• [Exercise directions]: Take every line from the data that has the word "name" in it.

• [Material shown]:
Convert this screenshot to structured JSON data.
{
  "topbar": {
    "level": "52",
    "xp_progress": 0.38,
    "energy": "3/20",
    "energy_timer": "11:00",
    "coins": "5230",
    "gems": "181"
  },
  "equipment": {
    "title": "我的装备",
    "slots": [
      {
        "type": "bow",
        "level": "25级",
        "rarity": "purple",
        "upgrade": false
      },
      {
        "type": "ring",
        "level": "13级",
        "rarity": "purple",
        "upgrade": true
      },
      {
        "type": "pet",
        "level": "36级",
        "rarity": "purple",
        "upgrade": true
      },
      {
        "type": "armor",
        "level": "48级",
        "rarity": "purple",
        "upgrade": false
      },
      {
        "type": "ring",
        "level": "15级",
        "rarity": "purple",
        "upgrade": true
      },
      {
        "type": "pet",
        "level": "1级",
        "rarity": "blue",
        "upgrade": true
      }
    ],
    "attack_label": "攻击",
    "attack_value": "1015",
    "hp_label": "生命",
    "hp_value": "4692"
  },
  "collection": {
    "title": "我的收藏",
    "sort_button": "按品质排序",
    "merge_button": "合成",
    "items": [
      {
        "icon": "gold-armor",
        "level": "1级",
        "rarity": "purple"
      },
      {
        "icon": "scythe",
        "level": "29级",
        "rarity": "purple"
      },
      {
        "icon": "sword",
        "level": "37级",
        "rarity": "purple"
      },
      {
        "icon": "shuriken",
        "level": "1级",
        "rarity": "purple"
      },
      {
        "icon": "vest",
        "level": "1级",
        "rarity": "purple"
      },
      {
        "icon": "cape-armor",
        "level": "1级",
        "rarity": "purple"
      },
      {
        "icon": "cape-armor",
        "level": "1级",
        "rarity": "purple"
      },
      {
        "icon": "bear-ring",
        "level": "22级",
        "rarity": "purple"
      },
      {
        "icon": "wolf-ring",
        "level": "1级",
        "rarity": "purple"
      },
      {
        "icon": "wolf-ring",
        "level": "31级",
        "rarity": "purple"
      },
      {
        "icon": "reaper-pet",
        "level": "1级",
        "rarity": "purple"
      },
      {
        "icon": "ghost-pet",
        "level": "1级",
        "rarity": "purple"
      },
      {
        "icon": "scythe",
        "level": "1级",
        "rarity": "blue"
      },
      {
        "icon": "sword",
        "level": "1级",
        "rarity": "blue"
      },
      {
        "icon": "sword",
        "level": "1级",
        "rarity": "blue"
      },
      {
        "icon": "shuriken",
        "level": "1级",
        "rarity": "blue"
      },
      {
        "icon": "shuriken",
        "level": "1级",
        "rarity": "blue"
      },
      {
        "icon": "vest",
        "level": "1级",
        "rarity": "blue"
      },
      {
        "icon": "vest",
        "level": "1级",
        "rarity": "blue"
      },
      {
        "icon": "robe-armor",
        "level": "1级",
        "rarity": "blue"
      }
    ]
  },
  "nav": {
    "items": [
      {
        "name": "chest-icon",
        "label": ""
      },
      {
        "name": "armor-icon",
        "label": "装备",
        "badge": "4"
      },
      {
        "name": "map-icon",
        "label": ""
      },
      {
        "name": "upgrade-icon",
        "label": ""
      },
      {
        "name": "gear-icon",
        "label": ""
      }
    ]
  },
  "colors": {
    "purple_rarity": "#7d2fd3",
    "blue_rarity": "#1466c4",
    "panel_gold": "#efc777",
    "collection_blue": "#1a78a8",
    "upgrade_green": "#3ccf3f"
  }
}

• [Expected output]:
        "name": "chest-icon",
        "name": "armor-icon",
        "name": "map-icon",
        "name": "upgrade-icon",
        "name": "gear-icon",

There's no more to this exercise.